Caught between two climatic zones – Mediterranean to the west, and arid to the east – rainstorms in this mountainous region are relatively heavy, but highly irregular, which causes serious problems for the city’s water supply.

Two hills loom over the future site of Jerusalem: the Mount of Olives to the east and Mount Zion to the south-west. In the centre, the first settlements were located on top of a rocky outcrop on the southern slopes of Mount Ophel. 

These ‘hills’ are carved out of the limestone plateau, in a process similar to that which created Golgotha. The uneven land has been used as quarries since very ancient times and provided a haven for tombs as well as opportunities for numerous cisterns, some of which are natural. 
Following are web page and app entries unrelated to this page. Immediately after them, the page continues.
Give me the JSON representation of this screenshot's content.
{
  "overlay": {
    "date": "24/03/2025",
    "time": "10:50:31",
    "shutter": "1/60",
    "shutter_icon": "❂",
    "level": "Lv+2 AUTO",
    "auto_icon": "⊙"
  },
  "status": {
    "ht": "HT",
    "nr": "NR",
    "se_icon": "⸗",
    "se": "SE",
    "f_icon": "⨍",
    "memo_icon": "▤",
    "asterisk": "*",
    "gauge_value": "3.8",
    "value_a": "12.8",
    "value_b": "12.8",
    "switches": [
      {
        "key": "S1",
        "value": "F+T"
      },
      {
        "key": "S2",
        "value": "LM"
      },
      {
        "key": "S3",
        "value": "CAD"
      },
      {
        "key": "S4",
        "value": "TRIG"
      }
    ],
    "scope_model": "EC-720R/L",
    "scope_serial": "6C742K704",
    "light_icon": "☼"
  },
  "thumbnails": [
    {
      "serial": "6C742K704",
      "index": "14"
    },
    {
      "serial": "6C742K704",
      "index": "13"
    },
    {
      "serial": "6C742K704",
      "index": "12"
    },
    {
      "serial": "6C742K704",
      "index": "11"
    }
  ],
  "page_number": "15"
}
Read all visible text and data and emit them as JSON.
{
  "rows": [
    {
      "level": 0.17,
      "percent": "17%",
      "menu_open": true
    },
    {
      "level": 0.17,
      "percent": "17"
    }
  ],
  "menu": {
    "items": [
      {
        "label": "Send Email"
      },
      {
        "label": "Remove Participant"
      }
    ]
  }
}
On the summit of Mount Ophel stands a rock which gives its name and its raison d’être to the city’s principal sanctuary: the “Dome of the Rock”.

The original city centre overlooked three gorges: the Valley of Kidron, where the waters flow eastwards to the Dead Sea, the Valley of Hinnom to the west and the Valley of Tyropoeon, sometimes known as the Valley of the Cheesemakers, which divides the Old City in two from north to south. These three valleys meet to the south of the city at Job’s Well. 

To the north, torrents of water travel down the small valley of Beth Zeta in winter and flow into numerous catchments built to ensure the city’s water supply.

The transversal valley is the only valley oriented east to west and for a long time defined the city’s northern limits.

Below the rocky outcrop lies the Gihon Spring which probably explains the presence of a human settlement on this site during the Bronze Age.

For centuries, these valleys defined the spatial development of Jerusalem. Over time, some were filled in and are now barely visible. The city’s current layout has obliterated its original site. Its vague perimeter encloses an area of more than 120 square kilometers, within which the Old City covers a mere square kilometer.